**Your objective**
Could you reproduce every entry as it stands, leaving the pictures behind?

**Data provided**

[Start of section]

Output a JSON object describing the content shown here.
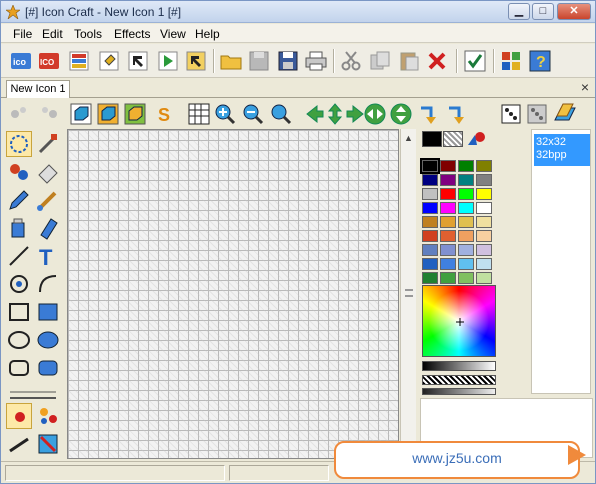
{
  "window": {
    "title": "[#] Icon Craft - New Icon 1 [#]",
    "min_label": "▁",
    "max_label": "□",
    "close_label": "✕"
  },
  "menu": {
    "items": [
      "File",
      "Edit",
      "Tools",
      "Effects",
      "View",
      "Help"
    ]
  },
  "toolbar1": {
    "ico_label": "ico",
    "ico2_label": "ICO",
    "icons": [
      "new-ico-icon",
      "new-ico2-icon",
      "layers-icon",
      "select-icon",
      "arrow-icon",
      "play-icon",
      "frame-icon",
      "open-folder-icon",
      "save-disabled-icon",
      "save-icon",
      "print-icon",
      "cut-icon",
      "copy-icon",
      "paste-icon",
      "delete-icon",
      "checkmark-icon",
      "windows-icon",
      "help-icon"
    ]
  },
  "tabs": {
    "active_label": "New Icon 1",
    "close_label": "×"
  },
  "toolbar2": {
    "s_label": "S",
    "icons": [
      "undo-icon",
      "redo-icon",
      "cube-blue-icon",
      "cube-orange-icon",
      "cube-green-icon",
      "s-icon",
      "grid-icon",
      "zoom-in-icon",
      "zoom-out-icon",
      "zoom-fit-icon",
      "move-left-icon",
      "move-up-down-icon",
      "move-right-icon",
      "flip-horizontal-icon",
      "flip-vertical-icon",
      "rotate-down-icon",
      "rotate-up-icon",
      "dice-icon",
      "dice-gray-icon",
      "plane-icon"
    ]
  },
  "tools": [
    "selection",
    "eyedropper",
    "color-replace",
    "eraser",
    "pencil",
    "brush",
    "fill-bucket",
    "marker",
    "line",
    "text-t",
    "ellipse-arc",
    "curve",
    "rectangle-outline",
    "rectangle-filled",
    "ellipse-outline",
    "ellipse-filled",
    "rounded-rect-outline",
    "rounded-rect-filled",
    "line-width",
    "dot-tool",
    "multi-dot",
    "line-tool-2",
    "brush-check"
  ],
  "palette": {
    "colors": [
      [
        "#000000",
        "#800000",
        "#008000",
        "#808000"
      ],
      [
        "#000080",
        "#800080",
        "#008080",
        "#808080"
      ],
      [
        "#c0c0c0",
        "#ff0000",
        "#00ff00",
        "#ffff00"
      ],
      [
        "#0000ff",
        "#ff00ff",
        "#00ffff",
        "#ffffff"
      ],
      [
        "#c08020",
        "#e0a030",
        "#e0c050",
        "#f0e0a0"
      ],
      [
        "#d04020",
        "#e06030",
        "#f0a060",
        "#f8d0a0"
      ],
      [
        "#6080c0",
        "#8090d0",
        "#a0b0e0",
        "#d0c0e0"
      ],
      [
        "#2060c0",
        "#4080e0",
        "#60c0f0",
        "#c0e0f0"
      ],
      [
        "#208030",
        "#40a040",
        "#80c060",
        "#c0e0a0"
      ]
    ]
  },
  "format": {
    "label": "32x32\n32bpp",
    "line1": "32x32",
    "line2": "32bpp"
  },
  "watermark": {
    "text": "www.jz5u.com"
  },
  "colors": {
    "accent": "#3399ff",
    "callout_border": "#f08a3c",
    "callout_text": "#3b6eb8"
  }
}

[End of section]

**Response area**
Output a JSON object describing the content shown here.
{
  "window": {
    "title": "[#] Icon Craft - New Icon 1 [#]",
    "min_label": "▁",
    "max_label": "□",
    "close_label": "✕"
  },
  "menu": {
    "items": [
      "File",
      "Edit",
      "Tools",
      "Effects",
      "View",
      "Help"
    ]
  },
  "toolbar1": {
    "ico_label": "ico",
    "ico2_label": "ICO",
    "icons": [
      "new-ico-icon",
      "new-ico2-icon",
      "layers-icon",
      "select-icon",
      "arrow-icon",
      "play-icon",
      "frame-icon",
      "open-folder-icon",
      "save-disabled-icon",
      "save-icon",
      "print-icon",
      "cut-icon",
      "copy-icon",
      "paste-icon",
      "delete-icon",
      "checkmark-icon",
      "windows-icon",
      "help-icon"
    ]
  },
  "tabs": {
    "active_label": "New Icon 1",
    "close_label": "×"
  },
  "toolbar2": {
    "s_label": "S",
    "icons": [
      "undo-icon",
      "redo-icon",
      "cube-blue-icon",
      "cube-orange-icon",
      "cube-green-icon",
      "s-icon",
      "grid-icon",
      "zoom-in-icon",
      "zoom-out-icon",
      "zoom-fit-icon",
      "move-left-icon",
      "move-up-down-icon",
      "move-right-icon",
      "flip-horizontal-icon",
      "flip-vertical-icon",
      "rotate-down-icon",
      "rotate-up-icon",
      "dice-icon",
      "dice-gray-icon",
      "plane-icon"
    ]
  },
  "tools": [
    "selection",
    "eyedropper",
    "color-replace",
    "eraser",
    "pencil",
    "brush",
    "fill-bucket",
    "marker",
    "line",
    "text-t",
    "ellipse-arc",
    "curve",
    "rectangle-outline",
    "rectangle-filled",
    "ellipse-outline",
    "ellipse-filled",
    "rounded-rect-outline",
    "rounded-rect-filled",
    "line-width",
    "dot-tool",
    "multi-dot",
    "line-tool-2",
    "brush-check"
  ],
  "palette": {
    "colors": [
      [
        "#000000",
        "#800000",
        "#008000",
        "#808000"
      ],
      [
        "#000080",
        "#800080",
        "#008080",
        "#808080"
      ],
      [
        "#c0c0c0",
        "#ff0000",
        "#00ff00",
        "#ffff00"
      ],
      [
        "#0000ff",
        "#ff00ff",
        "#00ffff",
        "#ffffff"
      ],
      [
        "#c08020",
        "#e0a030",
        "#e0c050",
        "#f0e0a0"
      ],
      [
        "#d04020",
        "#e06030",
        "#f0a060",
        "#f8d0a0"
      ],
      [
        "#6080c0",
        "#8090d0",
        "#a0b0e0",
        "#d0c0e0"
      ],
      [
        "#2060c0",
        "#4080e0",
        "#60c0f0",
        "#c0e0f0"
      ],
      [
        "#208030",
        "#40a040",
        "#80c060",
        "#c0e0a0"
      ]
    ]
  },
  "format": {
    "label": "32x32\n32bpp",
    "line1": "32x32",
    "line2": "32bpp"
  },
  "watermark": {
    "text": "www.jz5u.com"
  },
  "colors": {
    "accent": "#3399ff",
    "callout_border": "#f08a3c",
    "callout_text": "#3b6eb8"
  }
}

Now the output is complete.